Warm weather, no stress and a good standard of living is what we all want in our golden years.
But relocating to another country requires some research and planning. especially as There are several visa options for people of working age.
This does not mean that the options are not available for the viewers moving abroad later in lifeAlthough.
Here are some of the best European visa options for retirees, based on how much income you’ll need to apply.
6. Italy Optional Residence Visa
Italy is a popular place for people to spend their golden years and there are visa options designed to help you do just that.
requirements for Italian The Optional Residence Visa is a bit more difficult to obtain than the others on this list so far. You will need a minimum passive income of €31,000 per year to apply. You cannot work as a resident in the country with this visa – not even remotely for a foreign company.
An optional residence visa is valid for one year and can be renewed for up to four years. After living in the country for five years, you can apply for permanent residence.
This is one of the most strictly regulated types of visa, which means it is likely to take at least 3-6 months to process your application.
5. Nonprofit Spain Visa
Spain’s non-profit visa is an option for those who want to retire in the country.
Not as accessible as Portugal’s D7 visa, spain This requires that your monthly income is greater than €2,150 or €25,816 per year. You cannot apply for a non-profit visa using income from remote work.
Applicants must also prove that they have comprehensive healthcare cover that is equal to or better than the country’s public healthcare.
You will be allowed to stay in Spain for one year after entering and you will need to spend at least 183 days in the country to renew your visa. This can be extended for four years and after five years you will be able to request a permanent residence permit.
It is valid for 10 years and will give you access to the Spanish state healthcare system and other benefits available to citizens and permanent residents.
4. Greece residence permit for financially independent individuals
Retiring in Greece may mean applying for a visa officially known as a “residence permit for financially independent persons”.
For this you need a minimum passive income of €24,000/year, but you cannot do any economic or investment activities within the country. Approved sources of income include pensions, rental properties and investments.
You will need an additional €400 per month if you want to bring your spouse and €200 for any dependent family members.

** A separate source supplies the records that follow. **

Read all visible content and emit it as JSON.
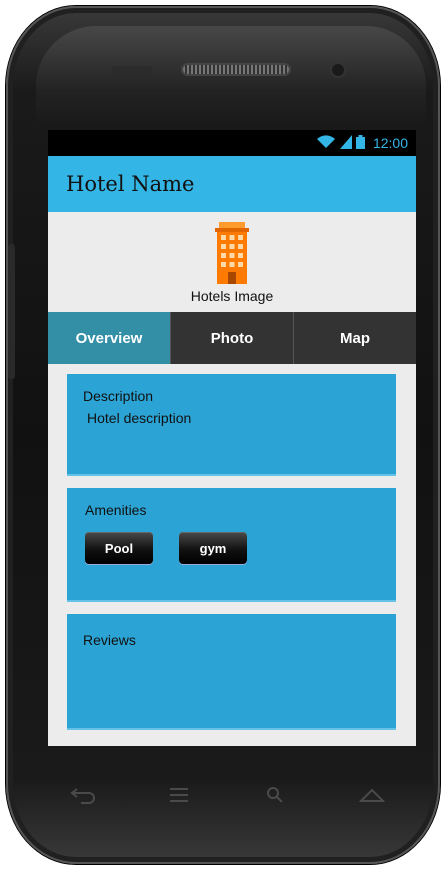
{
  "status_bar": {
    "icons": [
      "wifi-icon",
      "signal-icon",
      "battery-icon"
    ],
    "time": "12:00"
  },
  "app_bar": {
    "title": "Hotel Name"
  },
  "hero": {
    "icon": "building-icon",
    "caption": "Hotels Image"
  },
  "tabs": [
    {
      "label": "Overview",
      "active": true
    },
    {
      "label": "Photo",
      "active": false
    },
    {
      "label": "Map",
      "active": false
    }
  ],
  "description": {
    "heading": "Description",
    "text": "Hotel description"
  },
  "amenities": {
    "heading": "Amenities",
    "items": [
      "Pool",
      "gym"
    ]
  },
  "reviews": {
    "heading": "Reviews"
  },
  "nav_bar": {
    "icons": [
      "back-icon",
      "menu-icon",
      "search-icon",
      "home-icon"
    ]
  },
  "colors": {
    "accent": "#33b5e5",
    "card": "#2ba3d4",
    "active_tab": "#338fa6",
    "tab_bar": "#333333"
  }
}
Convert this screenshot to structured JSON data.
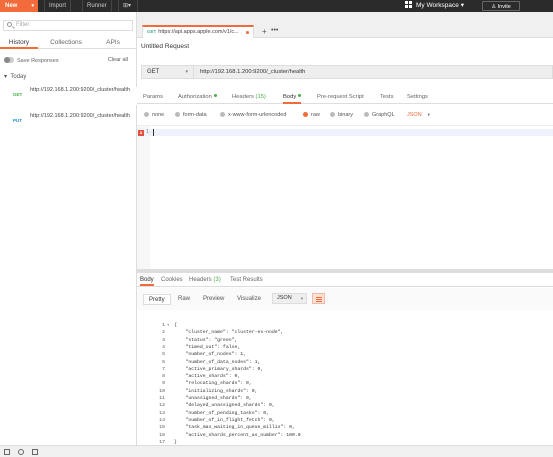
{
  "topbar": {
    "new_label": "New",
    "import_label": "Import",
    "runner_label": "Runner",
    "workspace_label": "My Workspace",
    "invite_label": "Invite"
  },
  "sidebar": {
    "filter_placeholder": "Filter",
    "tabs": [
      "History",
      "Collections",
      "APIs"
    ],
    "save_responses_label": "Save Responses",
    "clear_all_label": "Clear all",
    "group_label": "Today",
    "history": [
      {
        "method": "GET",
        "url": "http://192.168.1.200:9200/_cluster/health",
        "method_color": "#47b04b"
      },
      {
        "method": "PUT",
        "url": "http://192.168.1.200:9200/_cluster/health",
        "method_color": "#1e8ed6"
      }
    ]
  },
  "request_tab": {
    "method": "GET",
    "label": "https://api.apps.apple.com/v1/c..."
  },
  "request": {
    "title": "Untitled Request",
    "method": "GET",
    "url": "http://192.168.1.200:9200/_cluster/health"
  },
  "req_tabs": {
    "params": "Params",
    "authorization": "Authorization",
    "headers": "Headers",
    "headers_count": "(15)",
    "body": "Body",
    "prerequest": "Pre-request Script",
    "tests": "Tests",
    "settings": "Settings"
  },
  "body_types": [
    "none",
    "form-data",
    "x-www-form-urlencoded",
    "raw",
    "binary",
    "GraphQL"
  ],
  "body_format": "JSON",
  "editor": {
    "line1": "1",
    "error_mark": "x"
  },
  "response_tabs": {
    "body": "Body",
    "cookies": "Cookies",
    "headers": "Headers",
    "headers_count": "(3)",
    "test_results": "Test Results"
  },
  "response_view": {
    "pretty": "Pretty",
    "raw": "Raw",
    "preview": "Preview",
    "visualize": "Visualize",
    "format": "JSON"
  },
  "response_lines": [
    "{",
    "    \"cluster_name\": \"cluster-es-node\",",
    "    \"status\": \"green\",",
    "    \"timed_out\": false,",
    "    \"number_of_nodes\": 1,",
    "    \"number_of_data_nodes\": 1,",
    "    \"active_primary_shards\": 0,",
    "    \"active_shards\": 0,",
    "    \"relocating_shards\": 0,",
    "    \"initializing_shards\": 0,",
    "    \"unassigned_shards\": 0,",
    "    \"delayed_unassigned_shards\": 0,",
    "    \"number_of_pending_tasks\": 0,",
    "    \"number_of_in_flight_fetch\": 0,",
    "    \"task_max_waiting_in_queue_millis\": 0,",
    "    \"active_shards_percent_as_number\": 100.0",
    "}"
  ],
  "colors": {
    "accent": "#f26b3a",
    "success": "#47b04b"
  }
}
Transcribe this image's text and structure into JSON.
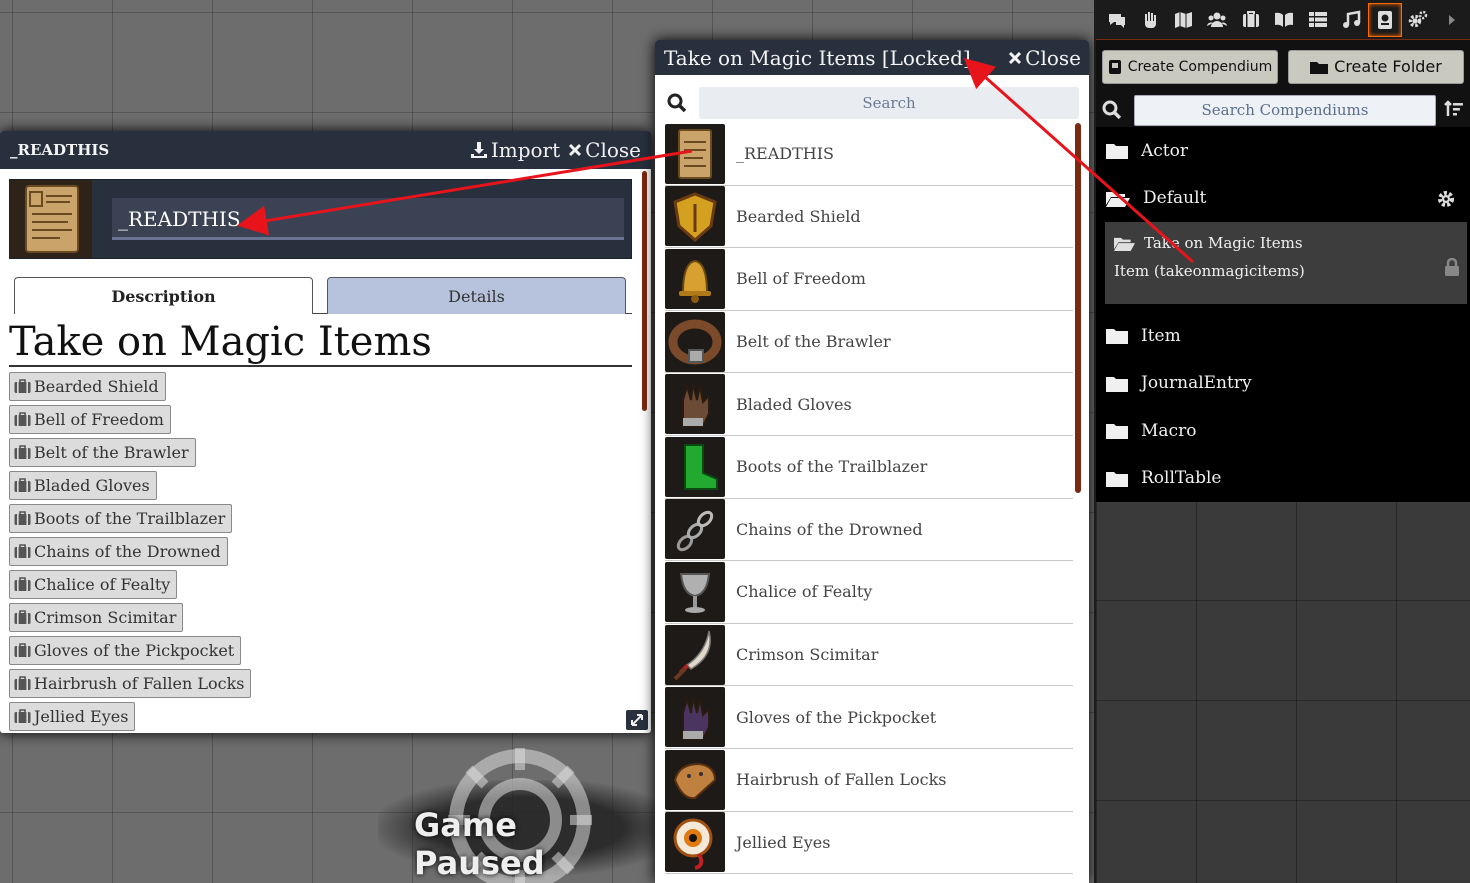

You will also need a rental agreement for a property for one year. Applicant needs to provide proof of private medical cover during his stay Greece,
This visa is issued for two years and can be renewed at the end of this period. You will need to have lived in Greece for at least half the year in order to maintain your residency status.
3. Cyprus Category F Visa
Spending your retirement along the sandy beaches of Cyprus sounds like an attractive option.
The country’s Category F visa is probably one of the best options to spend your golden years.
Cyprus This list has one of the lowest income requirements, with an income of only €9,568 per year. This can come from your pension, overseas rental properties, investments, royalties or dividends, but should be enough to live a decent and comfortable life for you and any dependents.
You will also need to rent or buy property in the country.
2. Maltese Retirement Program
With year-round good weather and a high standard of living, Malta is a great place for retirement.
The country has a dedicated scheme called the Maltese Retirement Program which is slightly different from the other options on this list. You must own a property in Malta worth at least €220,000 or rent a property costing €8,750 a year. Note that these amounts may vary depending on the region you choose. Applicants will also need health insurance issued malta,
If you decide to retire with a partner, you will need to prove that you have a stable relationship.
It also has some age requirements. If you are born on or after January 1, 1962, you will have to retire at the age of 65. If you’re born after that, you may be a little younger and retire at 61.
The visa requires you to spend no less than 90 days in a year or no more than six months in a Schengen country other than Malta.
1. D7 Visa of Portugal
Retires to the D7 Visa – or Passive Income Visa – portugal An attractive option for many non-EU citizens.
To qualify, you must have a minimum monthly income of €705. It is based on the current national wage in the country. But that income can come from a variety of sources, including pensions, rental property or investments.
You will also need to be able to prove that you have a place to live and are able to spend at least 16 months in Portugal during your first two years in the country.
The D7 visa has a lower application fee than other temporary residence visas and the application process usually takes about six months.
D7 visa holders get the benefit of health care Also benefits as Portuguese residents and citizens.